• _ASSIGNMENT_: A complete, exact retyping of the data below is required.

• _RECORDED DATA_:
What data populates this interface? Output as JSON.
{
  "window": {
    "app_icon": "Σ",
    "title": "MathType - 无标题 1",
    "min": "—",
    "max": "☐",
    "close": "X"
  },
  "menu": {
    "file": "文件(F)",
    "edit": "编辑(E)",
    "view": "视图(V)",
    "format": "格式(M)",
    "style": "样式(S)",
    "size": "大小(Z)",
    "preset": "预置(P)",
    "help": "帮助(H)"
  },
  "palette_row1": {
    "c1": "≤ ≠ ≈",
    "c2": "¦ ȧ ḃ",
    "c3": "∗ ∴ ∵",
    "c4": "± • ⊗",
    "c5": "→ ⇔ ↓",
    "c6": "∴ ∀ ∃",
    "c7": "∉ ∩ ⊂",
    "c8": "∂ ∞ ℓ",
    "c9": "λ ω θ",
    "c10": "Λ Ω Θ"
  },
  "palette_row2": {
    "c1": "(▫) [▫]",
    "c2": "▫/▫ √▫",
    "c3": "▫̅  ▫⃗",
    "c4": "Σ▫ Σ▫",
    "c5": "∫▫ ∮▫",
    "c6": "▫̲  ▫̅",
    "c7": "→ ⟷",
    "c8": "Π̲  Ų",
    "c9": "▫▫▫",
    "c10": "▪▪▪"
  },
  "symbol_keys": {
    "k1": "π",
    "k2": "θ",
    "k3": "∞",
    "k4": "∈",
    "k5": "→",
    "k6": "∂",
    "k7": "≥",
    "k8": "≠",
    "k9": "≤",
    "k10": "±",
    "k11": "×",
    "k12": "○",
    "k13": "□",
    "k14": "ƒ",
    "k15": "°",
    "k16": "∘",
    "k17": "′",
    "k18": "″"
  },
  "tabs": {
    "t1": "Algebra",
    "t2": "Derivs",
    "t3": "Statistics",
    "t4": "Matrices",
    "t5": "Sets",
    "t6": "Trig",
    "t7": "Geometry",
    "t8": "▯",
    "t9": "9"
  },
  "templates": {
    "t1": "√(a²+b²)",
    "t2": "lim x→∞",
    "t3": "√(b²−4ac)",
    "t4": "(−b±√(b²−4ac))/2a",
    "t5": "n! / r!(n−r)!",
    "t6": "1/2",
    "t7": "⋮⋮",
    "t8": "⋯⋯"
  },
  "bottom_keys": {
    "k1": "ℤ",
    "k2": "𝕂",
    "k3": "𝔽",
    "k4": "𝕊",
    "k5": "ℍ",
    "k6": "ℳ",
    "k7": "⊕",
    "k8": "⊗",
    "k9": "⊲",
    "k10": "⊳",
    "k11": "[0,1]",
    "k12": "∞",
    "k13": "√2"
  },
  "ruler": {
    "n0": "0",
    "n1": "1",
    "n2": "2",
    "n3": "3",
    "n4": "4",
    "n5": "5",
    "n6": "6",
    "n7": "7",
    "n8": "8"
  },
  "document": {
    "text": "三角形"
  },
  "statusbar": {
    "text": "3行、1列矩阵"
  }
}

• _RESPONSE_:
What data populates this interface? Output as JSON.
{
  "window": {
    "app_icon": "Σ",
    "title": "MathType - 无标题 1",
    "min": "—",
    "max": "☐",
    "close": "X"
  },
  "menu": {
    "file": "文件(F)",
    "edit": "编辑(E)",
    "view": "视图(V)",
    "format": "格式(M)",
    "style": "样式(S)",
    "size": "大小(Z)",
    "preset": "预置(P)",
    "help": "帮助(H)"
  },
  "palette_row1": {
    "c1": "≤ ≠ ≈",
    "c2": "¦ ȧ ḃ",
    "c3": "∗ ∴ ∵",
    "c4": "± • ⊗",
    "c5": "→ ⇔ ↓",
    "c6": "∴ ∀ ∃",
    "c7": "∉ ∩ ⊂",
    "c8": "∂ ∞ ℓ",
    "c9": "λ ω θ",
    "c10": "Λ Ω Θ"
  },
  "palette_row2": {
    "c1": "(▫) [▫]",
    "c2": "▫/▫ √▫",
    "c3": "▫̅  ▫⃗",
    "c4": "Σ▫ Σ▫",
    "c5": "∫▫ ∮▫",
    "c6": "▫̲  ▫̅",
    "c7": "→ ⟷",
    "c8": "Π̲  Ų",
    "c9": "▫▫▫",
    "c10": "▪▪▪"
  },
  "symbol_keys": {
    "k1": "π",
    "k2": "θ",
    "k3": "∞",
    "k4": "∈",
    "k5": "→",
    "k6": "∂",
    "k7": "≥",
    "k8": "≠",
    "k9": "≤",
    "k10": "±",
    "k11": "×",
    "k12": "○",
    "k13": "□",
    "k14": "ƒ",
    "k15": "°",
    "k16": "∘",
    "k17": "′",
    "k18": "″"
  },
  "tabs": {
    "t1": "Algebra",
    "t2": "Derivs",
    "t3": "Statistics",
    "t4": "Matrices",
    "t5": "Sets",
    "t6": "Trig",
    "t7": "Geometry",
    "t8": "▯",
    "t9": "9"
  },
  "templates": {
    "t1": "√(a²+b²)",
    "t2": "lim x→∞",
    "t3": "√(b²−4ac)",
    "t4": "(−b±√(b²−4ac))/2a",
    "t5": "n! / r!(n−r)!",
    "t6": "1/2",
    "t7": "⋮⋮",
    "t8": "⋯⋯"
  },
  "bottom_keys": {
    "k1": "ℤ",
    "k2": "𝕂",
    "k3": "𝔽",
    "k4": "𝕊",
    "k5": "ℍ",
    "k6": "ℳ",
    "k7": "⊕",
    "k8": "⊗",
    "k9": "⊲",
    "k10": "⊳",
    "k11": "[0,1]",
    "k12": "∞",
    "k13": "√2"
  },
  "ruler": {
    "n0": "0",
    "n1": "1",
    "n2": "2",
    "n3": "3",
    "n4": "4",
    "n5": "5",
    "n6": "6",
    "n7": "7",
    "n8": "8"
  },
  "document": {
    "text": "三角形"
  },
  "statusbar": {
    "text": "3行、1列矩阵"
  }
}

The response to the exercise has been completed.